[Data records — start]

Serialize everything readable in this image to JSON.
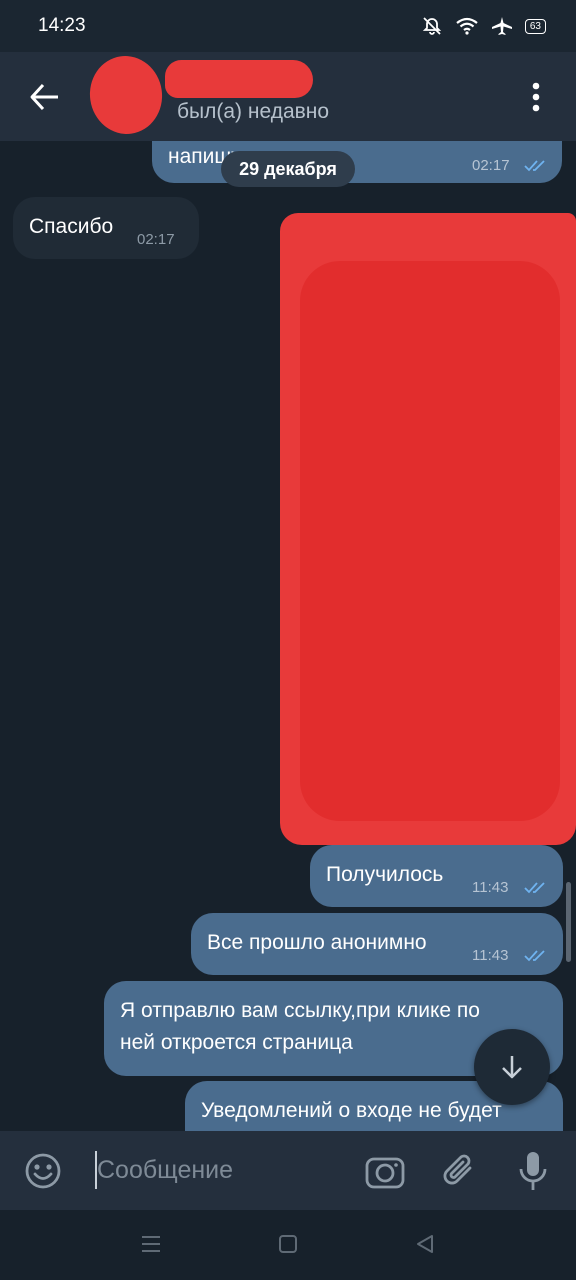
{
  "status_bar": {
    "time": "14:23",
    "battery": "63",
    "icons": [
      "mute-icon",
      "wifi-icon",
      "airplane-icon",
      "battery-icon"
    ]
  },
  "header": {
    "status": "был(а) недавно",
    "icons": [
      "back-arrow-icon",
      "more-vert-icon"
    ]
  },
  "chat": {
    "date_separator": "29 декабря",
    "messages": [
      {
        "direction": "out",
        "text": "напишу",
        "time": "02:17",
        "read": true
      },
      {
        "direction": "in",
        "text": "Спасибо",
        "time": "02:17"
      },
      {
        "direction": "out",
        "text": "Получилось",
        "time": "11:43",
        "read": true
      },
      {
        "direction": "out",
        "text": "Все прошло анонимно",
        "time": "11:43",
        "read": true
      },
      {
        "direction": "out",
        "text_line1": "Я отправлю вам ссылку,при клике по",
        "text_line2": "ней откроется страница",
        "read": true
      },
      {
        "direction": "out",
        "text": "Уведомлений о входе не будет"
      }
    ],
    "scroll_button_icon": "arrow-down-icon"
  },
  "input_bar": {
    "placeholder": "Сообщение",
    "icons": [
      "emoji-icon",
      "camera-icon",
      "attach-icon",
      "mic-icon"
    ]
  },
  "nav_bar": {
    "icons": [
      "recents-icon",
      "home-icon",
      "back-icon"
    ]
  },
  "colors": {
    "background": "#17212b",
    "header": "#242f3d",
    "outgoing_bubble": "#4a6c8e",
    "incoming_bubble": "#202b36",
    "read_ticks": "#6fb3f0",
    "redaction": "#e83a3a"
  }
}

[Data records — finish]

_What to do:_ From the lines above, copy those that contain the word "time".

_Response area:_
    "time": "14:23",
        "time": "02:17",
        "time": "02:17"
        "time": "11:43",
        "time": "11:43",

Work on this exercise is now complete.